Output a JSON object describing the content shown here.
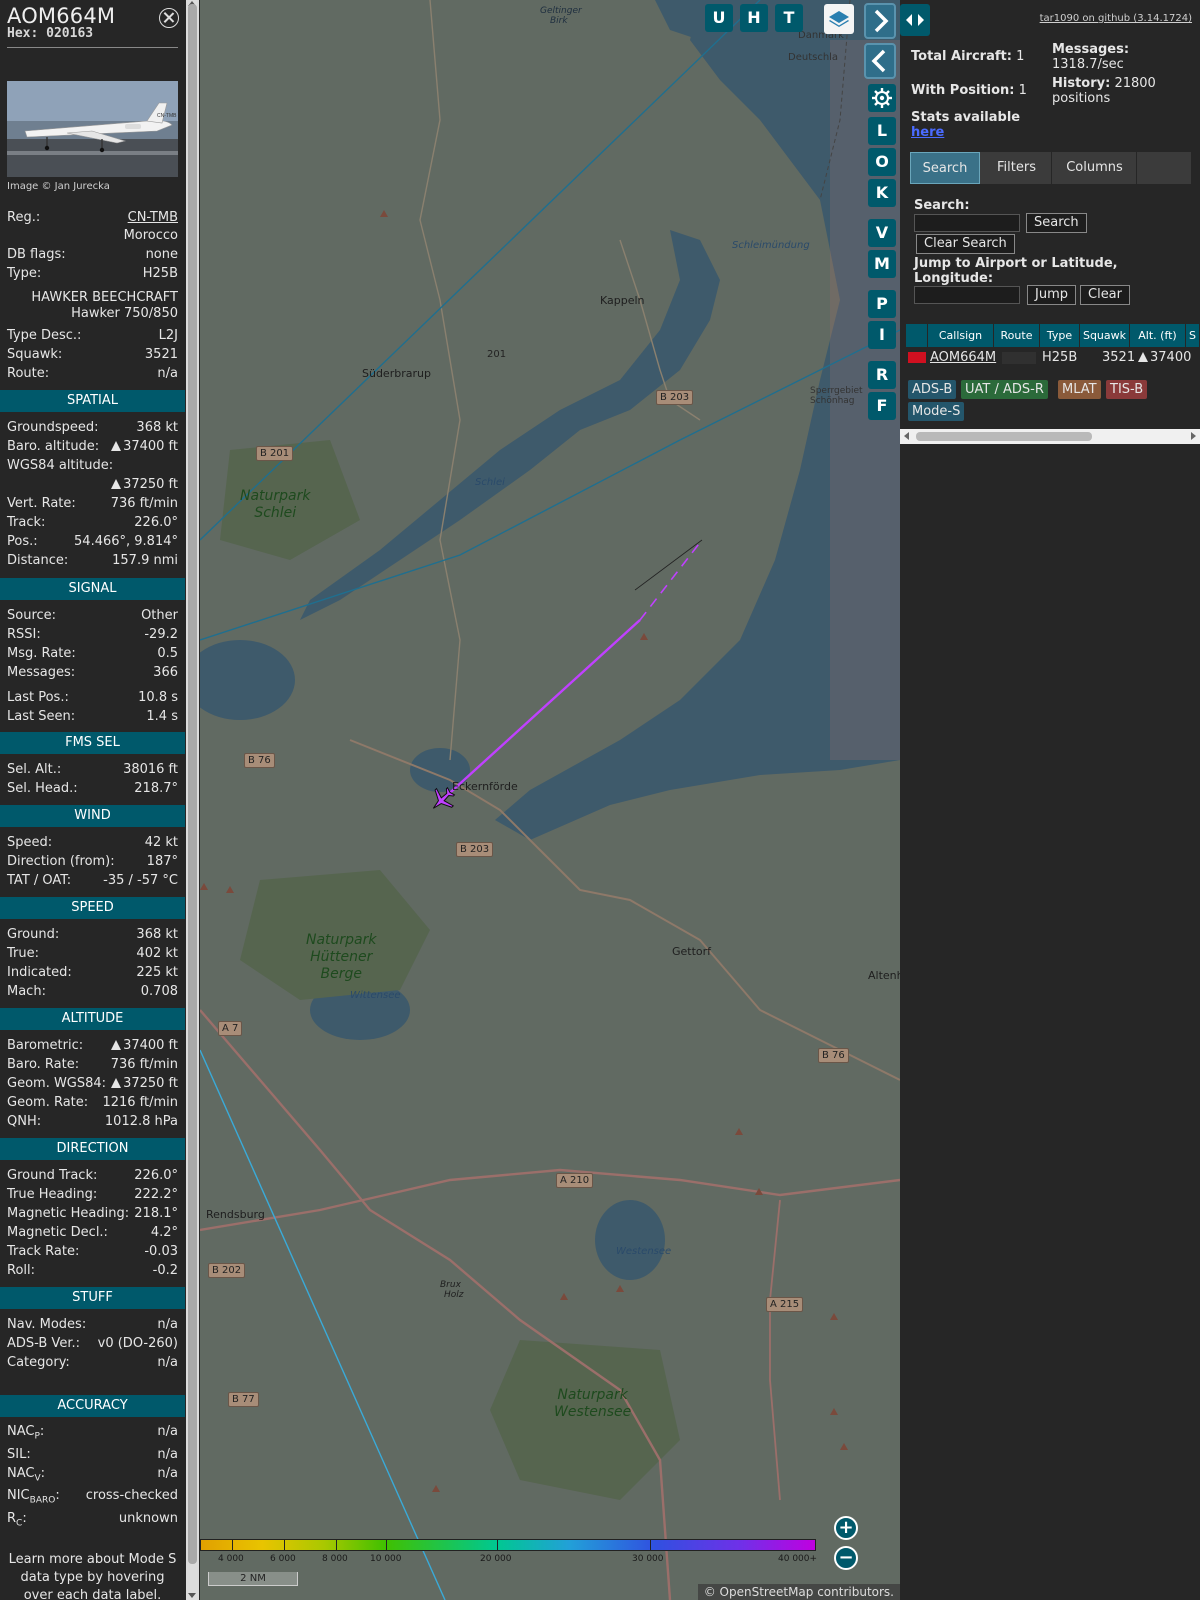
{
  "aircraft": {
    "callsign": "AOM664M",
    "hex_label": "Hex:",
    "hex": "020163",
    "photo_credit": "Image © Jan Jurecka",
    "photo_reg_text": "CN-TMB"
  },
  "info": {
    "reg_k": "Reg.:",
    "reg_v": "CN-TMB",
    "country_v": "Morocco",
    "dbflags_k": "DB flags:",
    "dbflags_v": "none",
    "type_k": "Type:",
    "type_v": "H25B",
    "type_full_1": "HAWKER BEECHCRAFT",
    "type_full_2": "Hawker 750/850",
    "typedesc_k": "Type Desc.:",
    "typedesc_v": "L2J",
    "squawk_k": "Squawk:",
    "squawk_v": "3521",
    "route_k": "Route:",
    "route_v": "n/a"
  },
  "spatial": {
    "title": "SPATIAL",
    "gs_k": "Groundspeed:",
    "gs_v": "368 kt",
    "baro_k": "Baro. altitude:",
    "baro_v": "37400 ft",
    "wgs_k": "WGS84 altitude:",
    "wgs_v": "37250 ft",
    "vr_k": "Vert. Rate:",
    "vr_v": "736 ft/min",
    "track_k": "Track:",
    "track_v": "226.0°",
    "pos_k": "Pos.:",
    "pos_v": "54.466°, 9.814°",
    "dist_k": "Distance:",
    "dist_v": "157.9 nmi"
  },
  "signal": {
    "title": "SIGNAL",
    "source_k": "Source:",
    "source_v": "Other",
    "rssi_k": "RSSI:",
    "rssi_v": "-29.2",
    "msgrate_k": "Msg. Rate:",
    "msgrate_v": "0.5",
    "messages_k": "Messages:",
    "messages_v": "366",
    "lastpos_k": "Last Pos.:",
    "lastpos_v": "10.8 s",
    "lastseen_k": "Last Seen:",
    "lastseen_v": "1.4 s"
  },
  "fms": {
    "title": "FMS SEL",
    "selalt_k": "Sel. Alt.:",
    "selalt_v": "38016 ft",
    "selhead_k": "Sel. Head.:",
    "selhead_v": "218.7°"
  },
  "wind": {
    "title": "WIND",
    "speed_k": "Speed:",
    "speed_v": "42 kt",
    "dir_k": "Direction (from):",
    "dir_v": "187°",
    "tat_k": "TAT / OAT:",
    "tat_v": "-35 / -57 °C"
  },
  "speed": {
    "title": "SPEED",
    "ground_k": "Ground:",
    "ground_v": "368 kt",
    "true_k": "True:",
    "true_v": "402 kt",
    "ind_k": "Indicated:",
    "ind_v": "225 kt",
    "mach_k": "Mach:",
    "mach_v": "0.708"
  },
  "altitude": {
    "title": "ALTITUDE",
    "baro_k": "Barometric:",
    "baro_v": "37400 ft",
    "bararate_k": "Baro. Rate:",
    "bararate_v": "736 ft/min",
    "geom_k": "Geom. WGS84:",
    "geom_v": "37250 ft",
    "geomrate_k": "Geom. Rate:",
    "geomrate_v": "1216 ft/min",
    "qnh_k": "QNH:",
    "qnh_v": "1012.8 hPa"
  },
  "direction": {
    "title": "DIRECTION",
    "gt_k": "Ground Track:",
    "gt_v": "226.0°",
    "th_k": "True Heading:",
    "th_v": "222.2°",
    "mh_k": "Magnetic Heading:",
    "mh_v": "218.1°",
    "md_k": "Magnetic Decl.:",
    "md_v": "4.2°",
    "tr_k": "Track Rate:",
    "tr_v": "-0.03",
    "roll_k": "Roll:",
    "roll_v": "-0.2"
  },
  "stuff": {
    "title": "STUFF",
    "nav_k": "Nav. Modes:",
    "nav_v": "n/a",
    "adsb_k": "ADS-B Ver.:",
    "adsb_v": "v0 (DO-260)",
    "cat_k": "Category:",
    "cat_v": "n/a"
  },
  "accuracy": {
    "title": "ACCURACY",
    "nacp_k": "NAC",
    "nacp_sub": "P",
    "nacp_v": "n/a",
    "sil_k": "SIL:",
    "sil_v": "n/a",
    "nacv_k": "NAC",
    "nacv_sub": "V",
    "nacv_v": "n/a",
    "nic_k": "NIC",
    "nic_sub": "BARO",
    "nic_v": "cross-checked",
    "rc_k": "R",
    "rc_sub": "C",
    "rc_v": "unknown",
    "colon": ":"
  },
  "info_note": "Learn more about Mode S data type by hovering over each data label.",
  "map": {
    "top_buttons": [
      "U",
      "H",
      "T"
    ],
    "side_buttons": [
      "L",
      "O",
      "K",
      "V",
      "M",
      "P",
      "I",
      "R",
      "F"
    ],
    "places": {
      "kappeln": "Kappeln",
      "suederbrarup": "Süderbrarup",
      "eckernfoerde": "Eckernförde",
      "gettorf": "Gettorf",
      "rendsburg": "Rendsburg",
      "altenh": "Altenh",
      "brux": "Brux",
      "holz": "Holz",
      "geltinger": "Geltinger",
      "birk": "Birk",
      "daenemark": "Danmark",
      "deutschland": "Deutschla",
      "sperrgebiet": "Sperrgebiet",
      "schoenhagen": "Schönhag"
    },
    "parks": {
      "schlei_1": "Naturpark",
      "schlei_2": "Schlei",
      "huettener_1": "Naturpark",
      "huettener_2": "Hüttener",
      "huettener_3": "Berge",
      "westensee_1": "Naturpark",
      "westensee_2": "Westensee"
    },
    "waters": {
      "schleimuendung": "Schleimündung",
      "schlei": "Schlei",
      "wittensee": "Wittensee",
      "westensee": "Westensee"
    },
    "roads": {
      "b203a": "B 203",
      "b201": "B 201",
      "b76a": "B 76",
      "b203b": "B 203",
      "b76b": "B 76",
      "a7": "A 7",
      "a210": "A 210",
      "b202": "B 202",
      "a215": "A 215",
      "b77": "B 77",
      "r201": "201"
    },
    "legend_labels": [
      "4 000",
      "6 000",
      "8 000",
      "10 000",
      "20 000",
      "30 000",
      "40 000+"
    ],
    "scale": "2 NM",
    "attribution": "© OpenStreetMap contributors."
  },
  "rpanel": {
    "github": "tar1090 on github (3.14.1724)",
    "total_k": "Total Aircraft:",
    "total_v": "1",
    "withpos_k": "With Position:",
    "withpos_v": "1",
    "messages_k": "Messages:",
    "messages_v": "1318.7/sec",
    "history_k": "History:",
    "history_v": "21800",
    "history_unit": "positions",
    "stats_text": "Stats available",
    "stats_link": "here",
    "tabs": [
      "Search",
      "Filters",
      "Columns"
    ],
    "search_label": "Search:",
    "search_btn": "Search",
    "clear_search_btn": "Clear Search",
    "jump_label": "Jump to Airport or Latitude, Longitude:",
    "jump_btn": "Jump",
    "clear_btn": "Clear",
    "table_headers": [
      "Callsign",
      "Route",
      "Type",
      "Squawk",
      "Alt. (ft)",
      "S"
    ],
    "row": {
      "callsign": "AOM664M",
      "type": "H25B",
      "squawk": "3521",
      "alt": "37400"
    },
    "badges": [
      "ADS-B",
      "UAT / ADS-R",
      "MLAT",
      "TIS-B",
      "Mode-S"
    ]
  },
  "colors": {
    "panel_bg": "#262626",
    "section_bg": "#00596b",
    "track": "#c040ff",
    "badge_adsb": "#24566b",
    "badge_uat": "#2b6a3a",
    "badge_mlat": "#8a5a3a",
    "badge_tisb": "#8a3a3a",
    "badge_modes": "#24566b"
  }
}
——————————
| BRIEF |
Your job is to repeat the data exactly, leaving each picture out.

| RESULT OF THE EXERCISE |
Output a JSON object describing the content shown here.
{
  "aircraft": {
    "callsign": "AOM664M",
    "hex_label": "Hex:",
    "hex": "020163",
    "photo_credit": "Image © Jan Jurecka",
    "photo_reg_text": "CN-TMB"
  },
  "info": {
    "reg_k": "Reg.:",
    "reg_v": "CN-TMB",
    "country_v": "Morocco",
    "dbflags_k": "DB flags:",
    "dbflags_v": "none",
    "type_k": "Type:",
    "type_v": "H25B",
    "type_full_1": "HAWKER BEECHCRAFT",
    "type_full_2": "Hawker 750/850",
    "typedesc_k": "Type Desc.:",
    "typedesc_v": "L2J",
    "squawk_k": "Squawk:",
    "squawk_v": "3521",
    "route_k": "Route:",
    "route_v": "n/a"
  },
  "spatial": {
    "title": "SPATIAL",
    "gs_k": "Groundspeed:",
    "gs_v": "368 kt",
    "baro_k": "Baro. altitude:",
    "baro_v": "37400 ft",
    "wgs_k": "WGS84 altitude:",
    "wgs_v": "37250 ft",
    "vr_k": "Vert. Rate:",
    "vr_v": "736 ft/min",
    "track_k": "Track:",
    "track_v": "226.0°",
    "pos_k": "Pos.:",
    "pos_v": "54.466°, 9.814°",
    "dist_k": "Distance:",
    "dist_v": "157.9 nmi"
  },
  "signal": {
    "title": "SIGNAL",
    "source_k": "Source:",
    "source_v": "Other",
    "rssi_k": "RSSI:",
    "rssi_v": "-29.2",
    "msgrate_k": "Msg. Rate:",
    "msgrate_v": "0.5",
    "messages_k": "Messages:",
    "messages_v": "366",
    "lastpos_k": "Last Pos.:",
    "lastpos_v": "10.8 s",
    "lastseen_k": "Last Seen:",
    "lastseen_v": "1.4 s"
  },
  "fms": {
    "title": "FMS SEL",
    "selalt_k": "Sel. Alt.:",
    "selalt_v": "38016 ft",
    "selhead_k": "Sel. Head.:",
    "selhead_v": "218.7°"
  },
  "wind": {
    "title": "WIND",
    "speed_k": "Speed:",
    "speed_v": "42 kt",
    "dir_k": "Direction (from):",
    "dir_v": "187°",
    "tat_k": "TAT / OAT:",
    "tat_v": "-35 / -57 °C"
  },
  "speed": {
    "title": "SPEED",
    "ground_k": "Ground:",
    "ground_v": "368 kt",
    "true_k": "True:",
    "true_v": "402 kt",
    "ind_k": "Indicated:",
    "ind_v": "225 kt",
    "mach_k": "Mach:",
    "mach_v": "0.708"
  },
  "altitude": {
    "title": "ALTITUDE",
    "baro_k": "Barometric:",
    "baro_v": "37400 ft",
    "bararate_k": "Baro. Rate:",
    "bararate_v": "736 ft/min",
    "geom_k": "Geom. WGS84:",
    "geom_v": "37250 ft",
    "geomrate_k": "Geom. Rate:",
    "geomrate_v": "1216 ft/min",
    "qnh_k": "QNH:",
    "qnh_v": "1012.8 hPa"
  },
  "direction": {
    "title": "DIRECTION",
    "gt_k": "Ground Track:",
    "gt_v": "226.0°",
    "th_k": "True Heading:",
    "th_v": "222.2°",
    "mh_k": "Magnetic Heading:",
    "mh_v": "218.1°",
    "md_k": "Magnetic Decl.:",
    "md_v": "4.2°",
    "tr_k": "Track Rate:",
    "tr_v": "-0.03",
    "roll_k": "Roll:",
    "roll_v": "-0.2"
  },
  "stuff": {
    "title": "STUFF",
    "nav_k": "Nav. Modes:",
    "nav_v": "n/a",
    "adsb_k": "ADS-B Ver.:",
    "adsb_v": "v0 (DO-260)",
    "cat_k": "Category:",
    "cat_v": "n/a"
  },
  "accuracy": {
    "title": "ACCURACY",
    "nacp_k": "NAC",
    "nacp_sub": "P",
    "nacp_v": "n/a",
    "sil_k": "SIL:",
    "sil_v": "n/a",
    "nacv_k": "NAC",
    "nacv_sub": "V",
    "nacv_v": "n/a",
    "nic_k": "NIC",
    "nic_sub": "BARO",
    "nic_v": "cross-checked",
    "rc_k": "R",
    "rc_sub": "C",
    "rc_v": "unknown",
    "colon": ":"
  },
  "info_note": "Learn more about Mode S data type by hovering over each data label.",
  "map": {
    "top_buttons": [
      "U",
      "H",
      "T"
    ],
    "side_buttons": [
      "L",
      "O",
      "K",
      "V",
      "M",
      "P",
      "I",
      "R",
      "F"
    ],
    "places": {
      "kappeln": "Kappeln",
      "suederbrarup": "Süderbrarup",
      "eckernfoerde": "Eckernförde",
      "gettorf": "Gettorf",
      "rendsburg": "Rendsburg",
      "altenh": "Altenh",
      "brux": "Brux",
      "holz": "Holz",
      "geltinger": "Geltinger",
      "birk": "Birk",
      "daenemark": "Danmark",
      "deutschland": "Deutschla",
      "sperrgebiet": "Sperrgebiet",
      "schoenhagen": "Schönhag"
    },
    "parks": {
      "schlei_1": "Naturpark",
      "schlei_2": "Schlei",
      "huettener_1": "Naturpark",
      "huettener_2": "Hüttener",
      "huettener_3": "Berge",
      "westensee_1": "Naturpark",
      "westensee_2": "Westensee"
    },
    "waters": {
      "schleimuendung": "Schleimündung",
      "schlei": "Schlei",
      "wittensee": "Wittensee",
      "westensee": "Westensee"
    },
    "roads": {
      "b203a": "B 203",
      "b201": "B 201",
      "b76a": "B 76",
      "b203b": "B 203",
      "b76b": "B 76",
      "a7": "A 7",
      "a210": "A 210",
      "b202": "B 202",
      "a215": "A 215",
      "b77": "B 77",
      "r201": "201"
    },
    "legend_labels": [
      "4 000",
      "6 000",
      "8 000",
      "10 000",
      "20 000",
      "30 000",
      "40 000+"
    ],
    "scale": "2 NM",
    "attribution": "© OpenStreetMap contributors."
  },
  "rpanel": {
    "github": "tar1090 on github (3.14.1724)",
    "total_k": "Total Aircraft:",
    "total_v": "1",
    "withpos_k": "With Position:",
    "withpos_v": "1",
    "messages_k": "Messages:",
    "messages_v": "1318.7/sec",
    "history_k": "History:",
    "history_v": "21800",
    "history_unit": "positions",
    "stats_text": "Stats available",
    "stats_link": "here",
    "tabs": [
      "Search",
      "Filters",
      "Columns"
    ],
    "search_label": "Search:",
    "search_btn": "Search",
    "clear_search_btn": "Clear Search",
    "jump_label": "Jump to Airport or Latitude, Longitude:",
    "jump_btn": "Jump",
    "clear_btn": "Clear",
    "table_headers": [
      "Callsign",
      "Route",
      "Type",
      "Squawk",
      "Alt. (ft)",
      "S"
    ],
    "row": {
      "callsign": "AOM664M",
      "type": "H25B",
      "squawk": "3521",
      "alt": "37400"
    },
    "badges": [
      "ADS-B",
      "UAT / ADS-R",
      "MLAT",
      "TIS-B",
      "Mode-S"
    ]
  },
  "colors": {
    "panel_bg": "#262626",
    "section_bg": "#00596b",
    "track": "#c040ff",
    "badge_adsb": "#24566b",
    "badge_uat": "#2b6a3a",
    "badge_mlat": "#8a5a3a",
    "badge_tisb": "#8a3a3a",
    "badge_modes": "#24566b"
  }
}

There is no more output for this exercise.